So, I think, again the question from research still remains the same. Researchers are always looking for filling the gaps. They are basically saying, you know, we know all of this. We have the state of knowledge in this particular field, to this level; I want to contribute to the next level.
Well, I mean, it may very well be that the researchers will be that they will continue to do that. It may very well be though that they will talk to other people and verify the fact that the gap that they are entering into is also of interest to a different group; or they may identify the gap differently because they’ve said ‘Oh well I’m interested in this problem’. You mean this question is particularly important to you? Well, you know what, that’s a good question. That would be an interesting question for me to research as well and it may be that that dialogue leads to the knowledge that’s going to be generated being applied a little bit more rapidly or in an accelerated way because the user has already said to the researcher, ‘Hey, that question would be of interest to us’.
So I think the gaps are maybe identified a little bit differently but research is still going to be basically working within the gaps of knowledge and trying to fill the gaps of knowledge. So, it’s a balance between again this notion of supporting basic research or research that’s investigator driven versus research that is basically contracted or commissioned by somebody asking the question. It’s a balance between the two models and I think we’re just seeing the front end of that rebalancing to a certain degree. It doesn’t mean that’s it’s going to be and I certainly can say right now it’s not going to be 100% one way or 100% the other way. It’s finding the right balance between those two approaches.
CC: WHAT WOULD YOU LIKE TO SEE HAPPEN UNDER YOUR WATCH? WHAT’S YOUR BURNING ISSUE?
JM: My burning issue right now is to get…we have a lot of anxiety in the community of research in the province right now. What I would like to see over the next couple of years is a stabilization of the capacity that we have put in place in the province.
We have worked for thirty years in collaboration in a strong partnership with the universities to bring high quality people to this province and to support them in this province. I don’t want this is to disappear. So my first priority under my watch is to make sure that we try to stabilize this capacity at the level of support that it needs to continue to be in place to be active and to be engaged in wanting to continue to work in Alberta. That’s the first thing.
The second thing is then to recognize the fact that as we move to a different system we continue to use this research community in the best possible way. So, I think the difference is that we always focused on attraction and then creation—attracting people, supporting them and helping them create.
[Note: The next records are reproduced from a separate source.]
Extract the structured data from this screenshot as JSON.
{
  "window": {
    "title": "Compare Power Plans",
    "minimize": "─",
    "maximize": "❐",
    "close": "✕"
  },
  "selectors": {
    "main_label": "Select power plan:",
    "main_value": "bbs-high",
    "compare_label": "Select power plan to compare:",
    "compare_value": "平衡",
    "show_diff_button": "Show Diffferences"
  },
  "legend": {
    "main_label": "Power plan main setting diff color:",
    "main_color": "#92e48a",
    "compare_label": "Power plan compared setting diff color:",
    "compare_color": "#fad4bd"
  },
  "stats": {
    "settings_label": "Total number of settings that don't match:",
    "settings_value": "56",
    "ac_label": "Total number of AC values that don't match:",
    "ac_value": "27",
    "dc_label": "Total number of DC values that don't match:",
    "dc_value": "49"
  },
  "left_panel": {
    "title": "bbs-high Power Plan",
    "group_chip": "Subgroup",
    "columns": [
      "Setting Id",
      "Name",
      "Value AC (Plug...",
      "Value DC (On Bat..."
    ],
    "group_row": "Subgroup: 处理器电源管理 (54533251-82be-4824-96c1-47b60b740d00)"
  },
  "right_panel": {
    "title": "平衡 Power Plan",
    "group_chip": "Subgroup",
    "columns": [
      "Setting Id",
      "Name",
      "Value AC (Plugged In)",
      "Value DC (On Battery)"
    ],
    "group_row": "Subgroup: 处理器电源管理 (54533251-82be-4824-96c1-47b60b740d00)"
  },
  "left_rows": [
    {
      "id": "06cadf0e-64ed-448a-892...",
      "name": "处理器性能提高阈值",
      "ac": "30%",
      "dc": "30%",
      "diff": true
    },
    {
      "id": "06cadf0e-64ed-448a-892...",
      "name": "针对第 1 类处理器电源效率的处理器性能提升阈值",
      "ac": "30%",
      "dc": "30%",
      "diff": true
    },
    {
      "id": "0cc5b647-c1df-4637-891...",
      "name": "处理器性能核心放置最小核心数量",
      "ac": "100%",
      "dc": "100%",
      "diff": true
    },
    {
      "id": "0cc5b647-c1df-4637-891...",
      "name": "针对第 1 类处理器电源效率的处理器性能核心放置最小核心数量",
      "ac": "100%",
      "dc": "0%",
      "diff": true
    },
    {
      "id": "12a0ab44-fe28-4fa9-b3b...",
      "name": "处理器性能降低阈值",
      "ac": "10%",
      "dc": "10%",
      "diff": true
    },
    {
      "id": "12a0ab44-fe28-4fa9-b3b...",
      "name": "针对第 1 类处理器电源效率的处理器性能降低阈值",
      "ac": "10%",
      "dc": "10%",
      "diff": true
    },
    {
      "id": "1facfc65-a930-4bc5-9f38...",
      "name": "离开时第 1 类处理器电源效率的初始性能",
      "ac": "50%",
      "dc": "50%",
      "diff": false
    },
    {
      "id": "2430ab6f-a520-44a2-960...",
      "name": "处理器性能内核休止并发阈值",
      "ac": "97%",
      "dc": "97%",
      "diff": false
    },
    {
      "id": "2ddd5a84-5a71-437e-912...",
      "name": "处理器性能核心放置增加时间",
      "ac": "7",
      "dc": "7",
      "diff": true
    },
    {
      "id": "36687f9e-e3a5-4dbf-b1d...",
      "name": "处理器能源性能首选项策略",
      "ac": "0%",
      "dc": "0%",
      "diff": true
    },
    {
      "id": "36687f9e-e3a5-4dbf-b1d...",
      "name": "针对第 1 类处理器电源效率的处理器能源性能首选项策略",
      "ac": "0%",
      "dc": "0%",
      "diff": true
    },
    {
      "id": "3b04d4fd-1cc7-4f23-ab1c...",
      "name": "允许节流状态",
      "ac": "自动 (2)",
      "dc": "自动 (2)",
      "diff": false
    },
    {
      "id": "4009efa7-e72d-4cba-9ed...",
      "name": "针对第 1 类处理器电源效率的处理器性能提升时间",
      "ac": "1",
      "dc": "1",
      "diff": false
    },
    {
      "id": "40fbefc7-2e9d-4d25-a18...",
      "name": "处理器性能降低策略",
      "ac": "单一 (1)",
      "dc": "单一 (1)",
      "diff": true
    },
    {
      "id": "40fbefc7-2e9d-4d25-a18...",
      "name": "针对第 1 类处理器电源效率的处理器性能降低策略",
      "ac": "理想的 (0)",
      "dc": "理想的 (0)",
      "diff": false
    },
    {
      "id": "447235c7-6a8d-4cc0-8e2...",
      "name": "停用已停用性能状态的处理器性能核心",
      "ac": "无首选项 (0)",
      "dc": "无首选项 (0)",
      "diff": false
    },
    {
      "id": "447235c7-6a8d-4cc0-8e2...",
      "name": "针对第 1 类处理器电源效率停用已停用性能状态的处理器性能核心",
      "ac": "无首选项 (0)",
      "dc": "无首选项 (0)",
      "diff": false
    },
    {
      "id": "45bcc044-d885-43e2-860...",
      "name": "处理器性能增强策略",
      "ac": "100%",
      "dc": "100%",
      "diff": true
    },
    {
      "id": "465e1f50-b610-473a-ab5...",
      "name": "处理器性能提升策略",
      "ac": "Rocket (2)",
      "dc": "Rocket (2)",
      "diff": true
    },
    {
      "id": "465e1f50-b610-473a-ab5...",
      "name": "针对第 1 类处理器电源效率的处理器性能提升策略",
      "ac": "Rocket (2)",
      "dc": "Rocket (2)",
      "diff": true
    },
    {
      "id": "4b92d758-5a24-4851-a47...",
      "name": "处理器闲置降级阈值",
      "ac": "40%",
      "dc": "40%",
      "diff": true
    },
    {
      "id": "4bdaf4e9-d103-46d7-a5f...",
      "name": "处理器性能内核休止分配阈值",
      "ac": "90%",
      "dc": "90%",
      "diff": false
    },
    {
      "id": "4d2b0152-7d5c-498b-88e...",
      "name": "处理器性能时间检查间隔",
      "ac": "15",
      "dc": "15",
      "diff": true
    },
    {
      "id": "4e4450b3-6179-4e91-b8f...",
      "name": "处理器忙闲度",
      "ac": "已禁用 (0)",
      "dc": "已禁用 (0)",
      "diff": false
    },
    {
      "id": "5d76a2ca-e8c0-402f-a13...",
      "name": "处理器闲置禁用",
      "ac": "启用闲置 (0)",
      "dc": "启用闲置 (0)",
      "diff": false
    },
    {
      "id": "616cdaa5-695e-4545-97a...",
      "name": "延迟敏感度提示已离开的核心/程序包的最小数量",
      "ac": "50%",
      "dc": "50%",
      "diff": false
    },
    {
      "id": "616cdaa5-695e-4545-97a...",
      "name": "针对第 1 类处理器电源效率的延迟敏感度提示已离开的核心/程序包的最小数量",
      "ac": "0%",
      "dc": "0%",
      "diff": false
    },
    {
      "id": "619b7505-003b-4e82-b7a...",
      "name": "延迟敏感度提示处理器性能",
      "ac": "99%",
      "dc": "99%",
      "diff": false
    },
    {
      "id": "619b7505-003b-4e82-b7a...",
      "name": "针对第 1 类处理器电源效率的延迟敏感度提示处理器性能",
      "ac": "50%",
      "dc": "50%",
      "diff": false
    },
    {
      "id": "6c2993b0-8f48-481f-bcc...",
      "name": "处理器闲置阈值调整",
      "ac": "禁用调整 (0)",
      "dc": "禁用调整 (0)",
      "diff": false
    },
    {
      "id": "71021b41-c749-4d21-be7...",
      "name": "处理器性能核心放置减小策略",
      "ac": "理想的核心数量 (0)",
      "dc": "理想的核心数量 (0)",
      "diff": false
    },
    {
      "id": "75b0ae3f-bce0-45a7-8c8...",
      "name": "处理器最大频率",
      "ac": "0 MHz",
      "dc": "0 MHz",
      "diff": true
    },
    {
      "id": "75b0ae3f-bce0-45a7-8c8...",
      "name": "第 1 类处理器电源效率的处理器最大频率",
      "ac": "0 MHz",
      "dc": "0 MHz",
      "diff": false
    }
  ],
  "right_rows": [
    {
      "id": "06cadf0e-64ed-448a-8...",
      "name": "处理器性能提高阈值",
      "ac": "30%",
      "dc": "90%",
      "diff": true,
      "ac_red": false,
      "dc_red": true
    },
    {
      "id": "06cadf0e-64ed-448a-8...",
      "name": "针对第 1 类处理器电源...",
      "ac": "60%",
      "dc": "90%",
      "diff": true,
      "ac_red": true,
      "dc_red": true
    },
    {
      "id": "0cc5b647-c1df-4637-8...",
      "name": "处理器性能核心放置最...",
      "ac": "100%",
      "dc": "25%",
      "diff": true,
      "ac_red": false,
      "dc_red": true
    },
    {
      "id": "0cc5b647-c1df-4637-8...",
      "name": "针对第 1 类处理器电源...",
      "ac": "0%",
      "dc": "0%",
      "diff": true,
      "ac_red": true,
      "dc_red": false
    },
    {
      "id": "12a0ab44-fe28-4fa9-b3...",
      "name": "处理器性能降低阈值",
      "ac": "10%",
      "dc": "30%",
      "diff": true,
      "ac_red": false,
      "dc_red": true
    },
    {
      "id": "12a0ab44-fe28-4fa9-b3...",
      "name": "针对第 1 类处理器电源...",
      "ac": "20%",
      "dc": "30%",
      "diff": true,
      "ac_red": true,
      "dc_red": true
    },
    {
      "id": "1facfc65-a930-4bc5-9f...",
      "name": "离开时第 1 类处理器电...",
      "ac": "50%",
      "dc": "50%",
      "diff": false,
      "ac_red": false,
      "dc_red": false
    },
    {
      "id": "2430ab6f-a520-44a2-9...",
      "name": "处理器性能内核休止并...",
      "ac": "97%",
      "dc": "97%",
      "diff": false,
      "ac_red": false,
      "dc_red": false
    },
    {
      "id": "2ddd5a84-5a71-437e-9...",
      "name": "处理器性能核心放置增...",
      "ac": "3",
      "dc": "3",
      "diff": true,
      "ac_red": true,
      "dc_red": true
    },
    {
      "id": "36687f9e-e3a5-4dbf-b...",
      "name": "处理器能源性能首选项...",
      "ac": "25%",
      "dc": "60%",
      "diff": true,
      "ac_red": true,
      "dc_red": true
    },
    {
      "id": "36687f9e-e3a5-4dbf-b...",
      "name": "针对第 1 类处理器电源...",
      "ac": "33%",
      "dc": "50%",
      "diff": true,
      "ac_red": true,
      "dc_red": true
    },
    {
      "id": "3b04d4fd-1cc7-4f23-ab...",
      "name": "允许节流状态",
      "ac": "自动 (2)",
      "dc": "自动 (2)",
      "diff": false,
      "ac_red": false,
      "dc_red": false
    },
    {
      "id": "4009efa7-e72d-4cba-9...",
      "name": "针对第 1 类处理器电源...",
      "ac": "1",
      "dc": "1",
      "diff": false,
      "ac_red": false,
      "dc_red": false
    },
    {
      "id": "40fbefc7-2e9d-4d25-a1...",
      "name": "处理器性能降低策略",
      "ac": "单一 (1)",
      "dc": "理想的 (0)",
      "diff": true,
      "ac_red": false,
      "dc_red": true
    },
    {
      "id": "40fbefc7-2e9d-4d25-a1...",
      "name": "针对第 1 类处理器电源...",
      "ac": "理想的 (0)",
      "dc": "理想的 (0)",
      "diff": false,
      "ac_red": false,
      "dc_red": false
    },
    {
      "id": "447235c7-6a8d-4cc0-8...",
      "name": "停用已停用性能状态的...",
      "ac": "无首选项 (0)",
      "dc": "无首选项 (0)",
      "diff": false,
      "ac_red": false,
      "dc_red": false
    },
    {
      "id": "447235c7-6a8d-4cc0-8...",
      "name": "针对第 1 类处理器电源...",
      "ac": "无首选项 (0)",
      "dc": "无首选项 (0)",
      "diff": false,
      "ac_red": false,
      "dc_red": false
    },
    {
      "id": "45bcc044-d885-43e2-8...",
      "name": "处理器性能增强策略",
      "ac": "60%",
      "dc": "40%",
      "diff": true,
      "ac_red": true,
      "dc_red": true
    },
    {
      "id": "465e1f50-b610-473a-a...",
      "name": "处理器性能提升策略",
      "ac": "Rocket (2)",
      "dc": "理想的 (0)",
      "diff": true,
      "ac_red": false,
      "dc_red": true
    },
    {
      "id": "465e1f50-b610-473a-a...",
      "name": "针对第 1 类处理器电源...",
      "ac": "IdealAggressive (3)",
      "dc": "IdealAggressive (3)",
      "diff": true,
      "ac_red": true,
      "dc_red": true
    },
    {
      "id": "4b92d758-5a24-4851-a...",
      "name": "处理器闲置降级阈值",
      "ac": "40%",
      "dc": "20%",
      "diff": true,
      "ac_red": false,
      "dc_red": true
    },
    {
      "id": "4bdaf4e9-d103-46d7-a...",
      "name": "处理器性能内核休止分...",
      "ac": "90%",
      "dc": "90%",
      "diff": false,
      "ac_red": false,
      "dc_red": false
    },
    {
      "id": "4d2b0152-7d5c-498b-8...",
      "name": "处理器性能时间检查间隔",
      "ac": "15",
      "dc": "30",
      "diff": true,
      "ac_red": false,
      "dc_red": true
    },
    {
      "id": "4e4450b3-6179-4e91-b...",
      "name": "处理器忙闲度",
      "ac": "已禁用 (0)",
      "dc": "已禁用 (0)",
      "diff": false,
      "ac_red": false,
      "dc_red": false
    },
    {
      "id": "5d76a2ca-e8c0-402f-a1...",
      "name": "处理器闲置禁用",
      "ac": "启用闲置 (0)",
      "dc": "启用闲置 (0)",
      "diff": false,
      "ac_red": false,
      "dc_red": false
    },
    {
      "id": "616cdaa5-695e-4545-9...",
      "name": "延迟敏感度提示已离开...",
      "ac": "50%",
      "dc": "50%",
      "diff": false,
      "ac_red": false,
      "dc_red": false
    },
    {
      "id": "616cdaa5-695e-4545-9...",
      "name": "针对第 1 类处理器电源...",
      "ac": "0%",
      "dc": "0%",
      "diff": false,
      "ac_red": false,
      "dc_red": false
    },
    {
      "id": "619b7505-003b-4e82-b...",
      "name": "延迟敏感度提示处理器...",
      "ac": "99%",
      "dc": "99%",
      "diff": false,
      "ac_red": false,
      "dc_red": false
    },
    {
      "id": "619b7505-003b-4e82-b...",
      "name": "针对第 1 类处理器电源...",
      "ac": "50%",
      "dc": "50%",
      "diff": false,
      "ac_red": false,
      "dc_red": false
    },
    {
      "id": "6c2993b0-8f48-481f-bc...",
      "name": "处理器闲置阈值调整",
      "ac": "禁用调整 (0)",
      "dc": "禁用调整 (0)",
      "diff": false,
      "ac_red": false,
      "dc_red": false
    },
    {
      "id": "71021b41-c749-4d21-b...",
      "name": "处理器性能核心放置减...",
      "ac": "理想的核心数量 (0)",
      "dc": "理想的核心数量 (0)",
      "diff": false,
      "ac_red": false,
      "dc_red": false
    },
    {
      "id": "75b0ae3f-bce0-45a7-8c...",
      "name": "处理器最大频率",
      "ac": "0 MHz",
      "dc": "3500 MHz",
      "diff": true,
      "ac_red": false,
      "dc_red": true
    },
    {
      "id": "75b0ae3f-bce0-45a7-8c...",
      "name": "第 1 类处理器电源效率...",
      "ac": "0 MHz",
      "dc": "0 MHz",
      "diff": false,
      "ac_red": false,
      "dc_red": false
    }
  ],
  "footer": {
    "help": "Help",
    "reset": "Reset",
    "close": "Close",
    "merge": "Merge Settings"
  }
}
I think we need to go beyond that now to recognize the fact that in addition to creating, we need to exploit better and we need to solve questions and we need to solve problems that are important for stakeholders in the province of Alberta.
So, I think that it’s a shifting landscape and what I’d like to see if I leave here two years or three years or five years down the road, is AIHS established on the same strong foundation that AHFMR was established which is a quality activity that we support relevance of that activity for the needs of Albertans. And, if we’ve moved towards that new landscape and we started changing the culture in such a way that we basically accept the fact that we are under a new model, if you will, of supporting research and that people recognize the fact that they have opportunities under that model, and they’re happy and they continue to be dynamically contributing to that, I’ll be happy enough.
CC: THANK YOU VERY MUCH JACQUES.
JM: You’re welcome. Thank you.